Dataset rows describing interfaces:
_ _ _ _

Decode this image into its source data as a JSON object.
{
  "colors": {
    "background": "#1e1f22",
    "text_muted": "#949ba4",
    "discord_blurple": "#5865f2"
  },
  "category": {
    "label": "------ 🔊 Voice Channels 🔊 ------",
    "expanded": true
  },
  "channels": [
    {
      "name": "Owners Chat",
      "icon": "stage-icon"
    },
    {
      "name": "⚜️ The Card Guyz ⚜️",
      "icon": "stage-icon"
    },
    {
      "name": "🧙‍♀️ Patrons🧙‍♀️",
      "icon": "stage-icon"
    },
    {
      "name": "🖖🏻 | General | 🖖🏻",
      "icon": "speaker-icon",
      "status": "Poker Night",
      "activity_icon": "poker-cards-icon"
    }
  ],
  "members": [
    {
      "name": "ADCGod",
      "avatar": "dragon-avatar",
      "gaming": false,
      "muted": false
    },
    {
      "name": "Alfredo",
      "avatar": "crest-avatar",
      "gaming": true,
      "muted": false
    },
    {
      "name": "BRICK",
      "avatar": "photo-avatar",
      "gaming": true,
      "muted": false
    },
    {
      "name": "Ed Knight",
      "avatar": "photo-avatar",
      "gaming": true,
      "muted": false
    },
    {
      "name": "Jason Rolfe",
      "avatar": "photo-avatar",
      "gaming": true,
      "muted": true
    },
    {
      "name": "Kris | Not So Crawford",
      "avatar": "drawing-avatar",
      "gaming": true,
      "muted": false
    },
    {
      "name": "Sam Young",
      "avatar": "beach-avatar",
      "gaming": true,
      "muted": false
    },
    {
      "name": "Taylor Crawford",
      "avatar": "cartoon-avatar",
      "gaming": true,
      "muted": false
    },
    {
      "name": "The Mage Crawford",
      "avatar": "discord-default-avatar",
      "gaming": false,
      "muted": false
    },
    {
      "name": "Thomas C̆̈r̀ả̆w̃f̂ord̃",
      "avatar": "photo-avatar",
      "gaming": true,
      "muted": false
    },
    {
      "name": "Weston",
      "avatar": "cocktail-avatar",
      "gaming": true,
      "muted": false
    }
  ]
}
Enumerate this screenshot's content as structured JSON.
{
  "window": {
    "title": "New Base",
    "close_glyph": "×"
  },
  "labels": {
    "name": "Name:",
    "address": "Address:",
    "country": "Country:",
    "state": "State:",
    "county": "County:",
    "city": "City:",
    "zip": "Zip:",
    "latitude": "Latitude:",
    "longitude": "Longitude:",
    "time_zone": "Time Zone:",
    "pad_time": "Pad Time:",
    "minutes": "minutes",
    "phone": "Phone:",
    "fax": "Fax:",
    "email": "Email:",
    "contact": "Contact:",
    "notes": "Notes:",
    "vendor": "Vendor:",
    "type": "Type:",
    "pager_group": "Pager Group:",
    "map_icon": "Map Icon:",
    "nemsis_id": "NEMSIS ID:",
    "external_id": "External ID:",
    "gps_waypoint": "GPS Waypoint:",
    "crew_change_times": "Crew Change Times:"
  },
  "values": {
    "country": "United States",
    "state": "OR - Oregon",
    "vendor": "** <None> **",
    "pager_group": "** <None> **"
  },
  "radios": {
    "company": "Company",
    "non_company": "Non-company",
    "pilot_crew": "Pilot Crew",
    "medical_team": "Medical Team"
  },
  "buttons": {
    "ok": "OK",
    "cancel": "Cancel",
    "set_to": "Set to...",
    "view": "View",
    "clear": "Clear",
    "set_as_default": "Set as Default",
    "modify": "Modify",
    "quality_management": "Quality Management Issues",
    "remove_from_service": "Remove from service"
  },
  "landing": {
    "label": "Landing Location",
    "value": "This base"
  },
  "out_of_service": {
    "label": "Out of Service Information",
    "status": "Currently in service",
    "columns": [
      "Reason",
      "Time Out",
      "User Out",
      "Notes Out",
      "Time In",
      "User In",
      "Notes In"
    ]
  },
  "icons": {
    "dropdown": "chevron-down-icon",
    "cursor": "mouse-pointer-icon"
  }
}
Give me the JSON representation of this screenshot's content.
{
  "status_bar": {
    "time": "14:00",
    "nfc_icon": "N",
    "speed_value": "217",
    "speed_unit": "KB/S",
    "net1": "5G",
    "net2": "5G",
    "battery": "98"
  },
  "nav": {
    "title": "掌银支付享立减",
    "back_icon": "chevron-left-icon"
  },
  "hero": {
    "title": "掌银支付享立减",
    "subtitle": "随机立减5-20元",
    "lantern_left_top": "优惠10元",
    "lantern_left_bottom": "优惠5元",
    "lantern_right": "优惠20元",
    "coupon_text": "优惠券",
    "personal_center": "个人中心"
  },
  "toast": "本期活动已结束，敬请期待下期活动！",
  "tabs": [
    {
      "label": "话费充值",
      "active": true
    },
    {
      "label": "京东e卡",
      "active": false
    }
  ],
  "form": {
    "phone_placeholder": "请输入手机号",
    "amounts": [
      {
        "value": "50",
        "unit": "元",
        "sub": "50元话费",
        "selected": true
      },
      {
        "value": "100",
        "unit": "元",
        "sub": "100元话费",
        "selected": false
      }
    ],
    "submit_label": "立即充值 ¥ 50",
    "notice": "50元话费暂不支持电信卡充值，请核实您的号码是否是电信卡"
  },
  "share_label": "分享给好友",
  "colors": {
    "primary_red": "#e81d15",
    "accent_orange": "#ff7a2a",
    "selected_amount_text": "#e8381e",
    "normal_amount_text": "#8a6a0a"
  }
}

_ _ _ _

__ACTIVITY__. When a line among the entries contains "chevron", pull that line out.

__SOLUTION FOR THIS EXERCISE__.
    "dropdown": "chevron-down-icon",
    "back_icon": "chevron-left-icon"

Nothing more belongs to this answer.